Dynamic light scattering (DLS) is an optical analysis method for particle sizes in solutions. It is a well-established method in many areas that focus on nanoparticles, such as colloid and polymer science, pharma and food industries, and cosmetic and paint product development. DLS allows for fast and non-invasive verification of sample quality and ensures a stable production process. One can see within seconds if the measured size of the dissolved nanoparticles is within expectations. And therefore, if the tested sample is suitable or if unwanted agglomeration of the particles has occurred. DLS can measure nanoparticles as small as one nanometer and as big as a few microns.
Nanoparticles inside a solution undergo random movements, the so-called Brownian motion. DLS measures these fluctuating motions and their characteristic time scale, which can then be related to the nanoparticle size distribution. Shining coherent laser light onto the sample results in scattering by the particles, and a speckle pattern is visible. Detecting the speckle pattern with a single photon detector at a fixed angle and tracking the intensity of the scattered photons with the Time Tagger, one can observe a fluctuating intensity time trace corresponding to the Brownian motion of the nanoparticles.
The Time Tagger software calculates a fully logarithmic autocorrelation on the detected photon time trace. Because large particles have higher friction and move more slowly in a liquid, the autocorrelation of the photon time trace decays more slowly than for small particles.

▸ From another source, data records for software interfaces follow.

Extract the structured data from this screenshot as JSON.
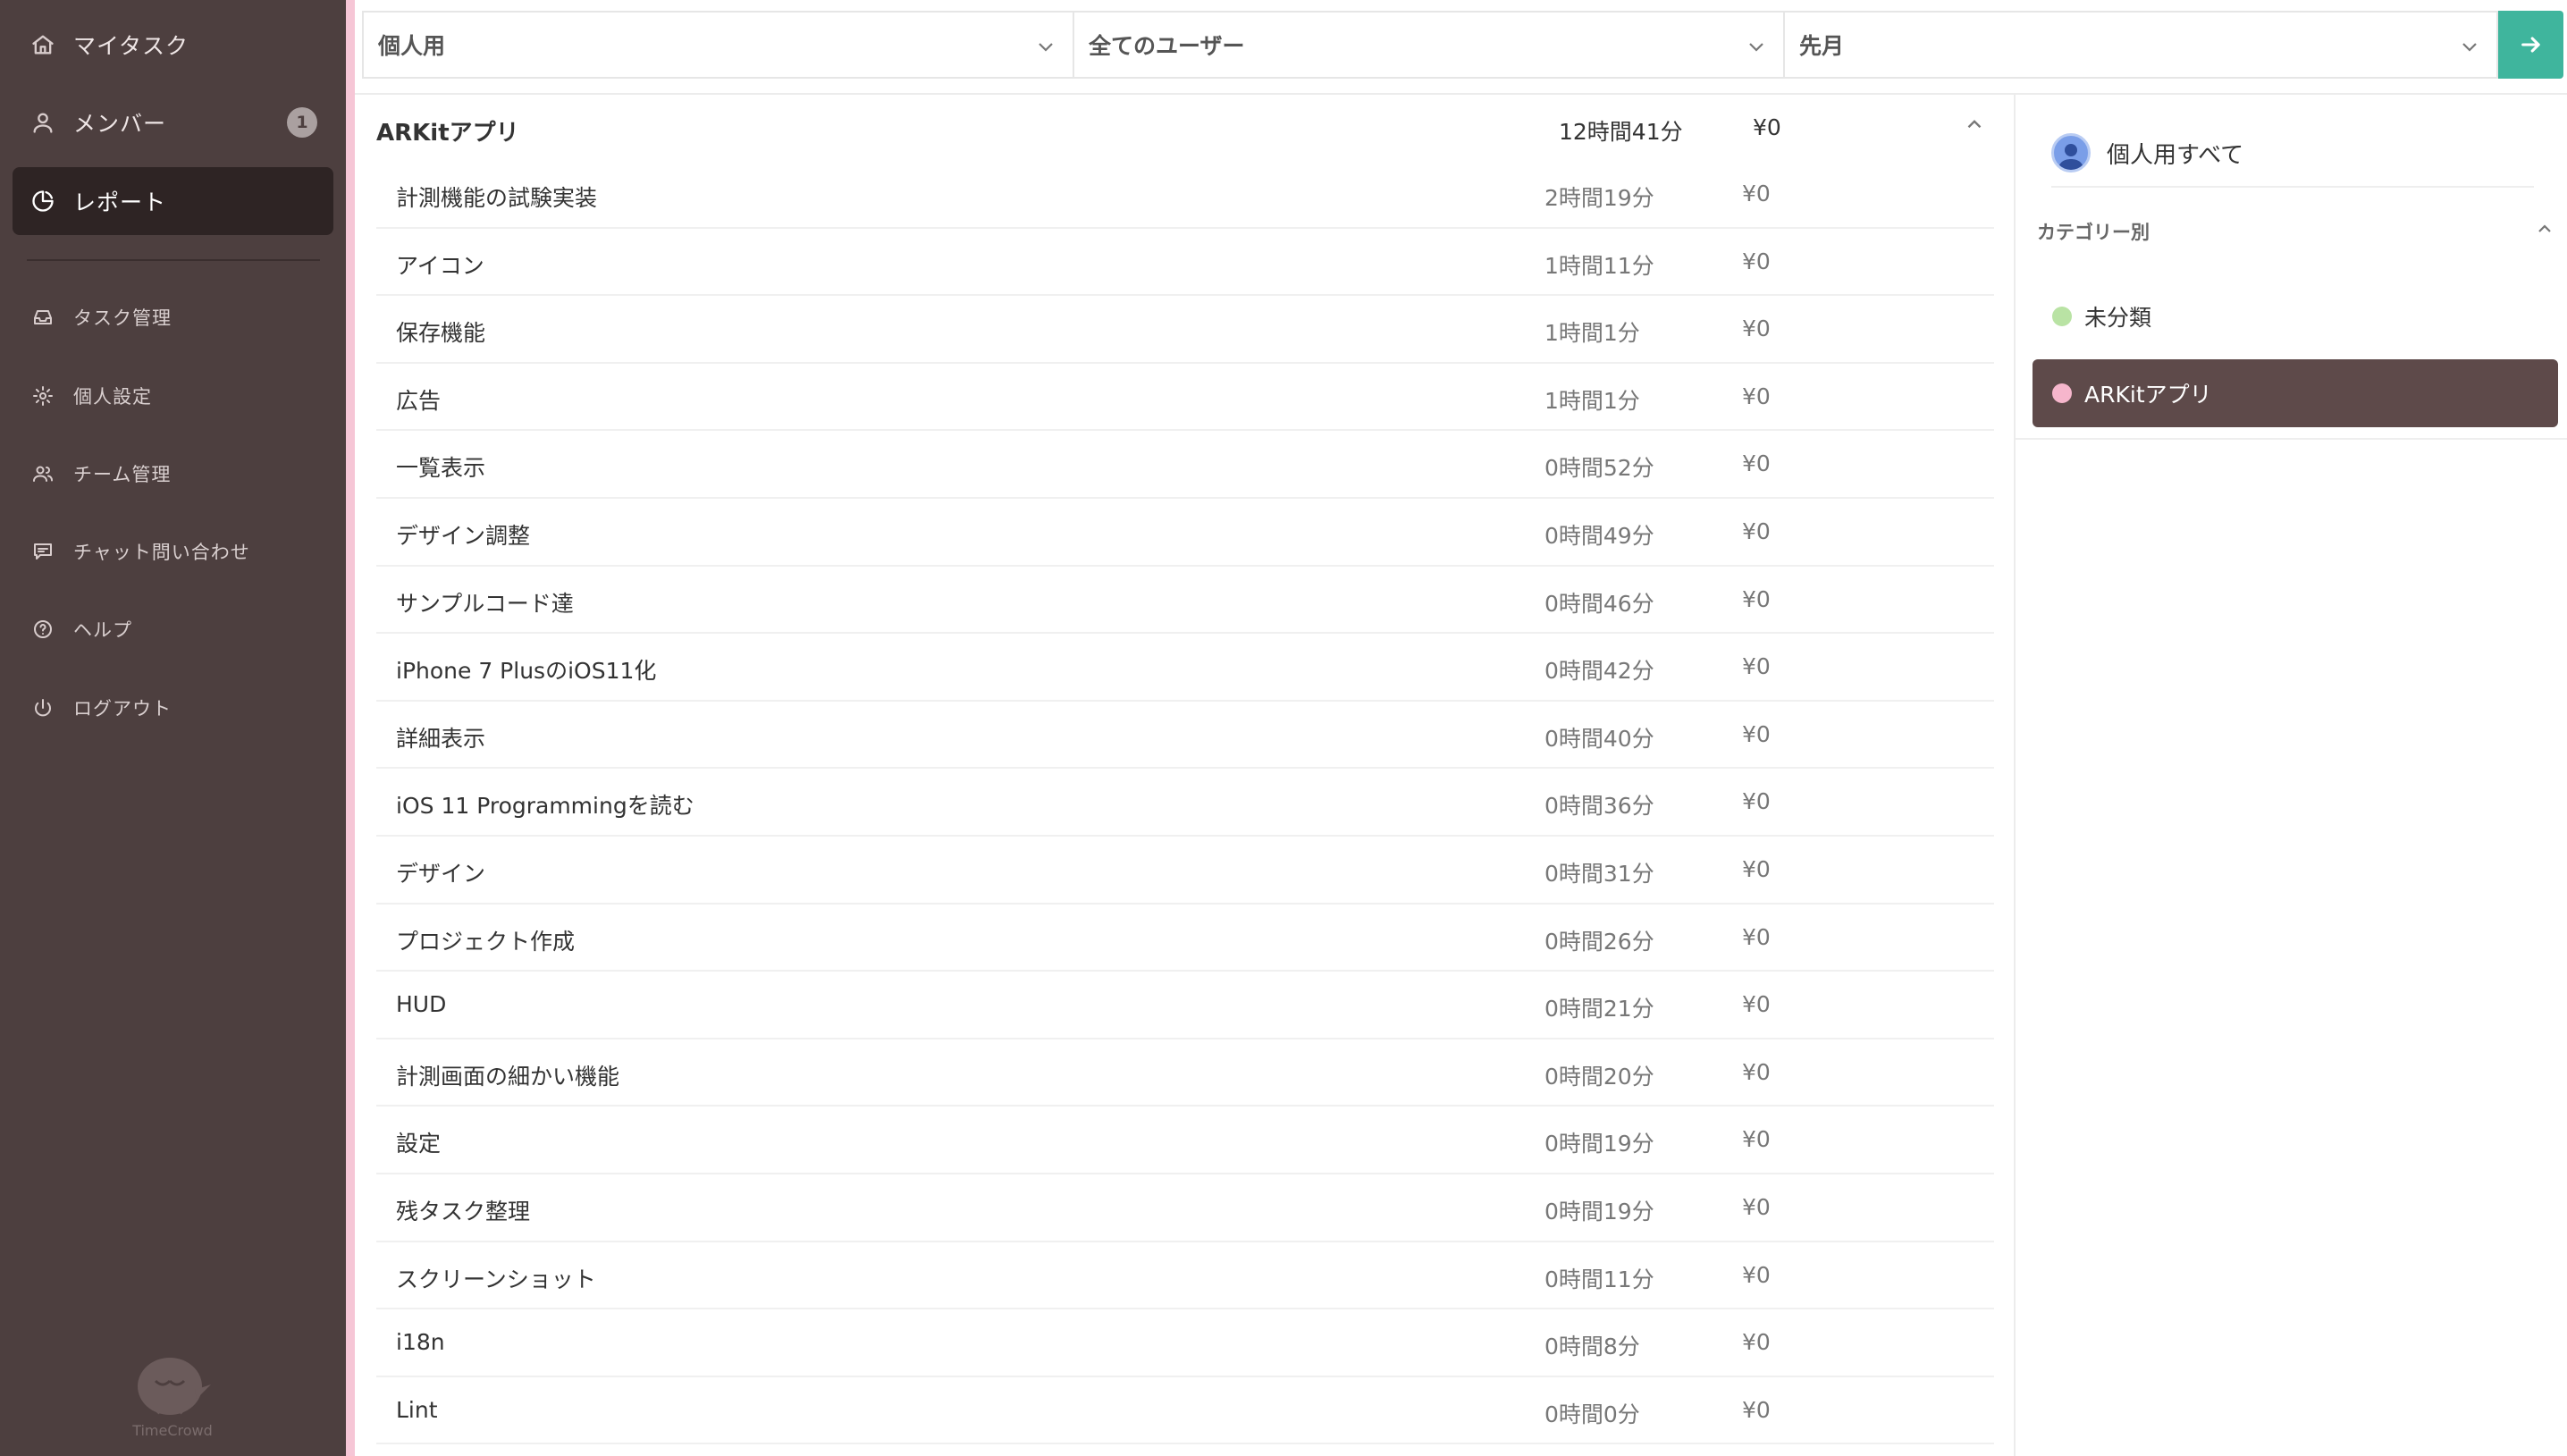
{
  "sidebar": {
    "items": [
      {
        "label": "マイタスク",
        "icon": "home-icon"
      },
      {
        "label": "メンバー",
        "icon": "user-icon",
        "badge": "1"
      },
      {
        "label": "レポート",
        "icon": "report-icon",
        "active": true
      },
      {
        "label": "タスク管理",
        "icon": "inbox-icon"
      },
      {
        "label": "個人設定",
        "icon": "gear-icon"
      },
      {
        "label": "チーム管理",
        "icon": "team-icon"
      },
      {
        "label": "チャット問い合わせ",
        "icon": "chat-icon"
      },
      {
        "label": "ヘルプ",
        "icon": "help-icon"
      },
      {
        "label": "ログアウト",
        "icon": "power-icon"
      }
    ],
    "logo_text": "TimeCrowd"
  },
  "filters": {
    "team": "個人用",
    "user": "全てのユーザー",
    "period": "先月"
  },
  "report": {
    "group": {
      "name": "ARKitアプリ",
      "time": "12時間41分",
      "cost": "¥0"
    },
    "rows": [
      {
        "name": "計測機能の試験実装",
        "time": "2時間19分",
        "cost": "¥0"
      },
      {
        "name": "アイコン",
        "time": "1時間11分",
        "cost": "¥0"
      },
      {
        "name": "保存機能",
        "time": "1時間1分",
        "cost": "¥0"
      },
      {
        "name": "広告",
        "time": "1時間1分",
        "cost": "¥0"
      },
      {
        "name": "一覧表示",
        "time": "0時間52分",
        "cost": "¥0"
      },
      {
        "name": "デザイン調整",
        "time": "0時間49分",
        "cost": "¥0"
      },
      {
        "name": "サンプルコード達",
        "time": "0時間46分",
        "cost": "¥0"
      },
      {
        "name": "iPhone 7 PlusのiOS11化",
        "time": "0時間42分",
        "cost": "¥0"
      },
      {
        "name": "詳細表示",
        "time": "0時間40分",
        "cost": "¥0"
      },
      {
        "name": "iOS 11 Programmingを読む",
        "time": "0時間36分",
        "cost": "¥0"
      },
      {
        "name": "デザイン",
        "time": "0時間31分",
        "cost": "¥0"
      },
      {
        "name": "プロジェクト作成",
        "time": "0時間26分",
        "cost": "¥0"
      },
      {
        "name": "HUD",
        "time": "0時間21分",
        "cost": "¥0"
      },
      {
        "name": "計測画面の細かい機能",
        "time": "0時間20分",
        "cost": "¥0"
      },
      {
        "name": "設定",
        "time": "0時間19分",
        "cost": "¥0"
      },
      {
        "name": "残タスク整理",
        "time": "0時間19分",
        "cost": "¥0"
      },
      {
        "name": "スクリーンショット",
        "time": "0時間11分",
        "cost": "¥0"
      },
      {
        "name": "i18n",
        "time": "0時間8分",
        "cost": "¥0"
      },
      {
        "name": "Lint",
        "time": "0時間0分",
        "cost": "¥0"
      }
    ]
  },
  "right_panel": {
    "all_label": "個人用すべて",
    "category_header": "カテゴリー別",
    "categories": [
      {
        "label": "未分類",
        "color": "#b9e3a4"
      },
      {
        "label": "ARKitアプリ",
        "color": "#f6b6cc",
        "selected": true
      }
    ]
  },
  "colors": {
    "sidebar_bg": "#4d3f3f",
    "accent": "#3fb59d",
    "category_pink": "#f6c6d6"
  }
}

One can thus determine the particle size from an exponential fit to the autocorrelation and its decay time.
Most commercial DLS systems calculate the correlation directly in hardware with a fixed number of channels and lag times, returning only the correlation curve. The Time Tagger, on the other hand, offers all the benefits of a software correlator. You have access to the full measurement data, allowing easy storing and post-processing of your raw photon counts. In addition, you can later change your autocorrelation parameters, investigate different time scales more closely, or compare different segments of your time trace in detail. All of this is possible without having to repeat the physical measurement. With the many inputs of the Time Tagger, you can also easily scale your DLS setup to many detection channels and integrate it into more sophisticated experiments.
Don't worry about sampling time, dynamic range, or the number of correlation channels. With the Time Tagger software, you can specify arbitrary start and stop times for your logarithmic histogram - from ps to days, while keeping a high resolution and without losing statistical confidence either.
Tired of waiting for your measurements to finish before you see the first results? No problem with the Time Tagger. You can have CONTIN and Cumulant fitting for the analysis of your sample on the fly and see the first size estimates within the first seconds of measuring.
How often do intensity spikes due to dirt distort your measurement? Have you always wanted the possibility to exclude these parts of the data? The Time Tagger software allows you to do precisely this and reanalyze the undisturbed time periods again without performing a new measurement.
A full goniometer DLS setup is too bulky for your lab, but you don't want to forgo the increased accuracy and angle-dependence either? A Time Tagger DLS setup combines both advantages: A small DLS device with several detectors at different angles. Measure up to 8 detectors simultaneously with only one Time Tagger